Dtermination of viscosity and thixotropy:
(a) For Newtonian system, single-point instruments that operate at a single shear rate are used. Example: Ostwald viscometer and falling sphere viscometer.
(b) For non-Newtonian system, multi-point instruments operate at a variety of shear rates are used. Example: a single-point determination is virtually useless in characterizing its flow properties. Example: Brookfield viscometer.
Therefore, although all viscometers can be used to determine viscosity of Newtonian systems, only those with variable-shear-rate controls can be used for non-Newtonian materials.
Application of rheology in pharmacy:
- Formulation of emulsion, paste, suppository and tablet coating.
- Mixing and flow of the material during packaging into container and removal prior usage.

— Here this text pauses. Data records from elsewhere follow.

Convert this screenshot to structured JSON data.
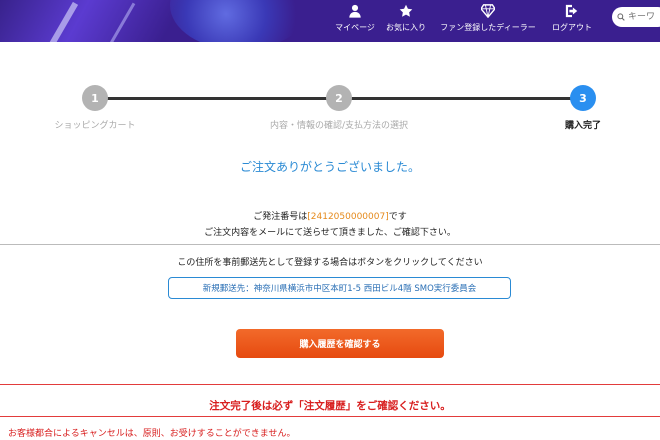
{
  "header": {
    "nav": [
      {
        "label": "マイページ",
        "icon": "person-icon"
      },
      {
        "label": "お気に入り",
        "icon": "star-icon"
      },
      {
        "label": "ファン登録したディーラー",
        "icon": "diamond-icon"
      },
      {
        "label": "ログアウト",
        "icon": "logout-icon"
      }
    ],
    "search_placeholder": "キーワ"
  },
  "steps": [
    {
      "number": "1",
      "label": "ショッピングカート",
      "state": "done"
    },
    {
      "number": "2",
      "label": "内容・情報の確認/支払方法の選択",
      "state": "done"
    },
    {
      "number": "3",
      "label": "購入完了",
      "state": "current"
    }
  ],
  "colors": {
    "step_inactive": "#b3b3b3",
    "step_active": "#2a8ff0",
    "accent": "#2a8ad4",
    "order_number": "#e58a1c",
    "warning": "#d81e1e",
    "button": "#ed5a1c"
  },
  "main": {
    "thanks": "ご注文ありがとうございました。",
    "order_prefix": "ご発注番号は",
    "order_number": "[2412050000007]",
    "order_suffix": "です",
    "mail_note": "ご注文内容をメールにて送らせて頂きました、ご確認下さい。",
    "address_note": "この住所を事前郵送先として登録する場合はボタンをクリックしてください",
    "address_button": "新規郵送先：神奈川県横浜市中区本町1-5 西田ビル4階 SMO実行委員会",
    "history_button": "購入履歴を確認する"
  },
  "warning": {
    "title": "注文完了後は必ず「注文履歴」をご確認ください。",
    "text": "お客様都合によるキャンセルは、原則、お受けすることができません。"
  }
}
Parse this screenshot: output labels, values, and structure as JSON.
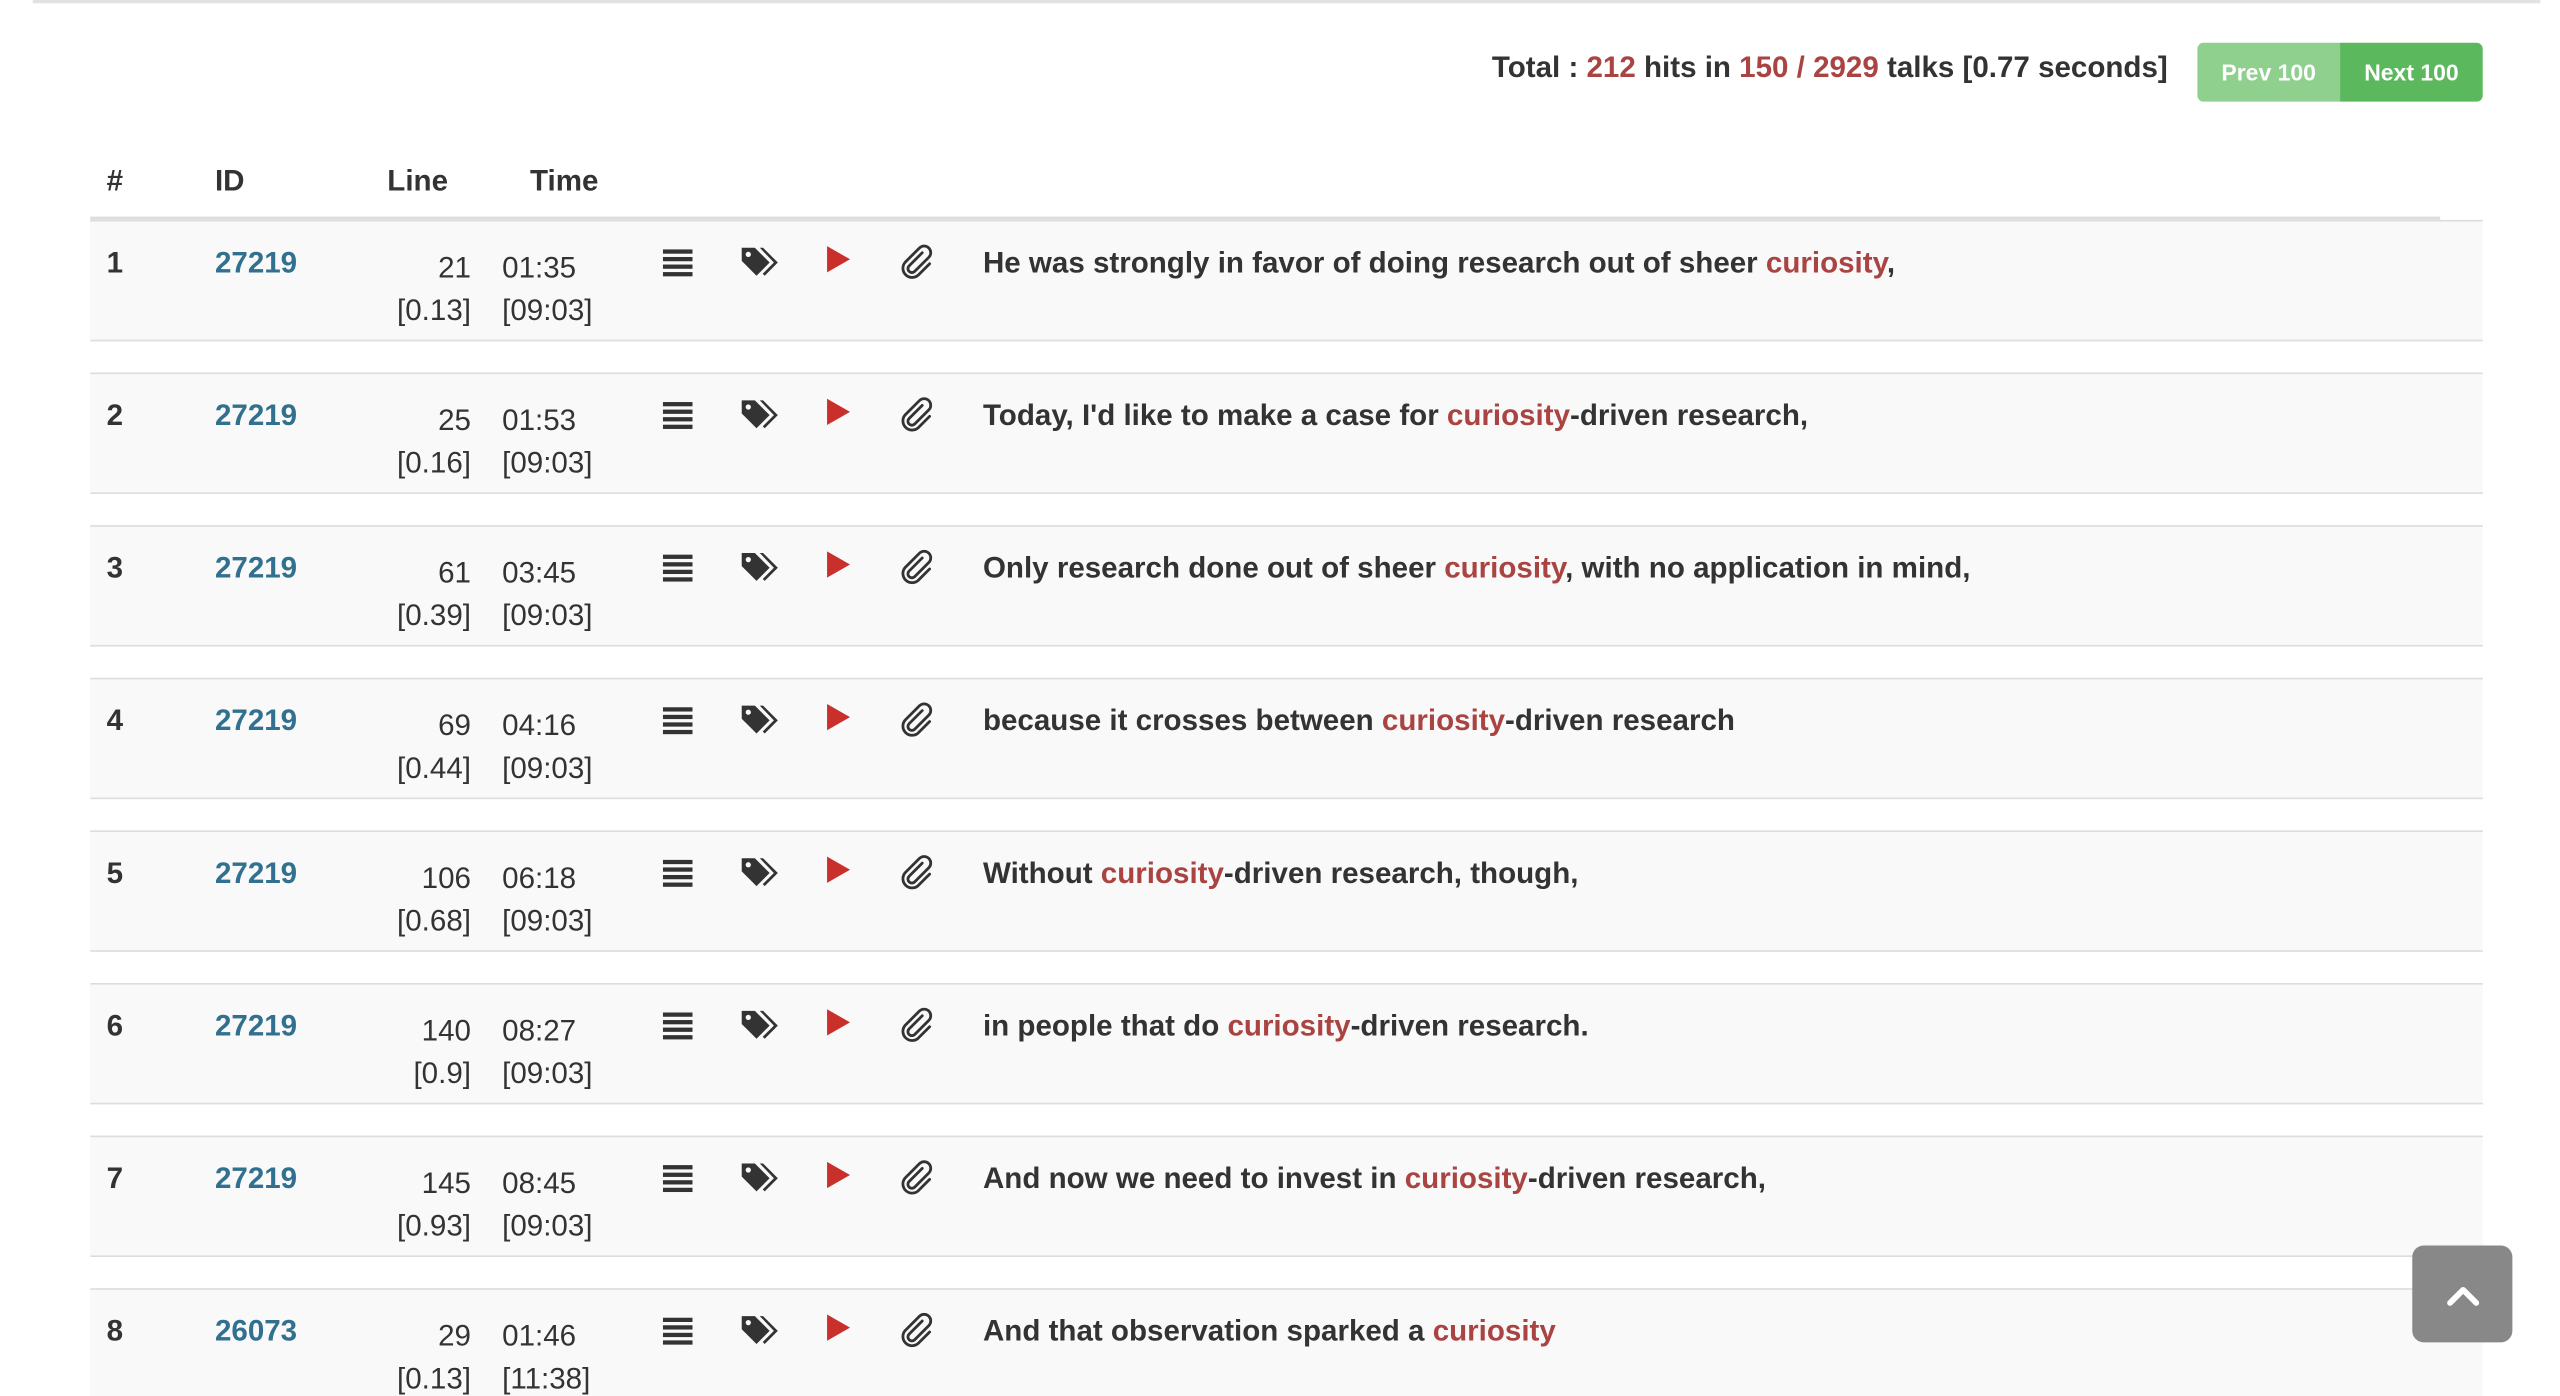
{
  "summary": {
    "prefix": "Total : ",
    "hits": "212",
    "hits_text": " hits in ",
    "talks_ratio": "150 / 2929",
    "talks_text": " talks [0.77 seconds]"
  },
  "pager": {
    "prev_label": "Prev 100",
    "next_label": "Next 100"
  },
  "table": {
    "headers": {
      "num": "#",
      "id": "ID",
      "line": "Line",
      "time": "Time"
    },
    "rows": [
      {
        "num": "1",
        "id": "27219",
        "line": "21",
        "line_ratio": "[0.13]",
        "time": "01:35",
        "duration": "[09:03]",
        "before": "He was strongly in favor of doing research out of sheer ",
        "match": "curiosity",
        "after": ","
      },
      {
        "num": "2",
        "id": "27219",
        "line": "25",
        "line_ratio": "[0.16]",
        "time": "01:53",
        "duration": "[09:03]",
        "before": "Today, I'd like to make a case for ",
        "match": "curiosity",
        "after": "-driven research,"
      },
      {
        "num": "3",
        "id": "27219",
        "line": "61",
        "line_ratio": "[0.39]",
        "time": "03:45",
        "duration": "[09:03]",
        "before": "Only research done out of sheer ",
        "match": "curiosity",
        "after": ", with no application in mind,"
      },
      {
        "num": "4",
        "id": "27219",
        "line": "69",
        "line_ratio": "[0.44]",
        "time": "04:16",
        "duration": "[09:03]",
        "before": "because it crosses between ",
        "match": "curiosity",
        "after": "-driven research"
      },
      {
        "num": "5",
        "id": "27219",
        "line": "106",
        "line_ratio": "[0.68]",
        "time": "06:18",
        "duration": "[09:03]",
        "before": "Without ",
        "match": "curiosity",
        "after": "-driven research, though,"
      },
      {
        "num": "6",
        "id": "27219",
        "line": "140",
        "line_ratio": "[0.9]",
        "time": "08:27",
        "duration": "[09:03]",
        "before": "in people that do ",
        "match": "curiosity",
        "after": "-driven research."
      },
      {
        "num": "7",
        "id": "27219",
        "line": "145",
        "line_ratio": "[0.93]",
        "time": "08:45",
        "duration": "[09:03]",
        "before": "And now we need to invest in ",
        "match": "curiosity",
        "after": "-driven research,"
      },
      {
        "num": "8",
        "id": "26073",
        "line": "29",
        "line_ratio": "[0.13]",
        "time": "01:46",
        "duration": "[11:38]",
        "before": "And that observation sparked a ",
        "match": "curiosity",
        "after": ""
      }
    ]
  },
  "icons": {
    "list": "list-icon",
    "tags": "tags-icon",
    "play": "play-icon",
    "clip": "paperclip-icon",
    "scroll_top": "chevron-up-icon"
  },
  "colors": {
    "highlight": "#a94442",
    "link": "#31708f",
    "prev_button": "#8fd08f",
    "next_button": "#5cb85c",
    "play_icon": "#c9302c"
  }
}
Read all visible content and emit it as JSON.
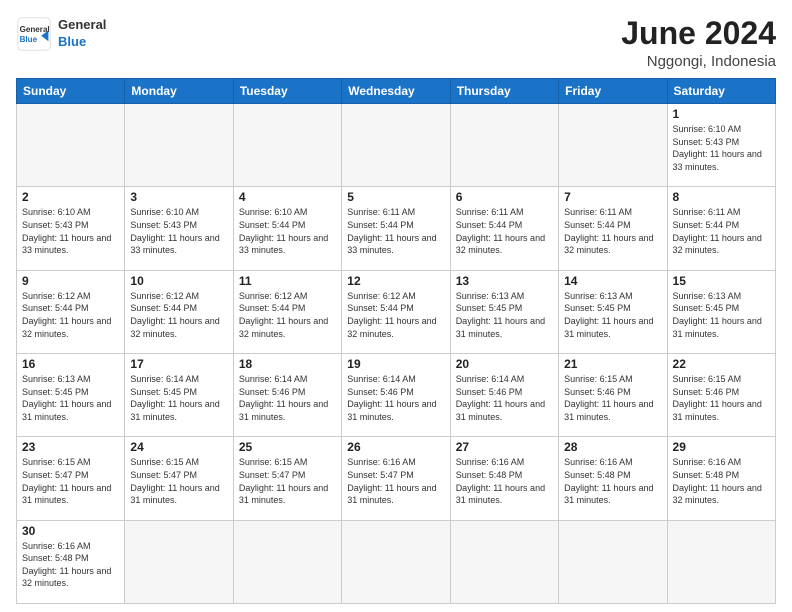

Such pouring from a bottle, extrusion from tube, passage through needle.
- Patient acceptance
- Physical stability
- Biological availability ( absorption rate from GIT)
Multiple choice questions (MCQs)
1.Brooke field viscometer is an example of
a)Rotating sphere viscometer
b)Rotating spindle viscometer
c)Cone and plate viscometer
d)Cup and bob viscometer
2.Thixotropy is _____ system
a)Shear thinning system
b)Shear thickening system
3.Isothermal gel-sol-gel transformation
4.The principle method for measuring viscosity is
b)Concentric cylinder viscometer
c)Falling or rolling sphere viscometer
d)All of the above
5.Materials whose consistency depends on the duration of shear as wheel as on the rate of shear, exhibit
6.Which of the following are now Newtonian materials which are time dependent?
7.Which among the following is not the example of thixotropic fluid?
8.Orifice type viscometer convert viscosity to
9.Which of the following is not converting viscosity to pressure?
10.Which of these fluids has the highest viscosity?
11.What happens to the viscosity of liquid with the increase in temperature
c)May increase or decrease
12.Which of the following represents Kinematic viscosity?
13.The slope of the shearing stress versus rate of shearing strain graph is
d)None of these
14.Which of these ratios gives the value of viscosity of fluid?
a)Ratio of the shearing stress to the weight of the fluid
b)Ratio of the shearing stress to the density of the fluid
c)Ratio of the velocity gradient and shearing stress
d)The ratio of the shearing stress to the velocity gradient
15.In which types of fluids it is observed that momentum transfer dominates cohesive forces with increase in temperature and hence viscosity increases
d)All of above
- b) rotating spindle viscometer
- a) shear thinning system
- b) thixotropy
- d) all of the above
- b) thixotropy
- b) rheopectic
- d) milk
- a) pressure
- b) rotameter viscometer
- b) honey
- b) decreases
- c) Viscosity/density
- c) apparent viscosity
- d) The ratio of the shearing stress to the velocity gradient
- b) gases
1. GAURAV KUMAR JAIN – THEORY & PRACTICE OF PHYSICAL PHARMACY, 1st edition 2012 Elsevier, page no. 76-87.
2. Martins Physical Pharmacy 6th edition 2011, page no. 856-861.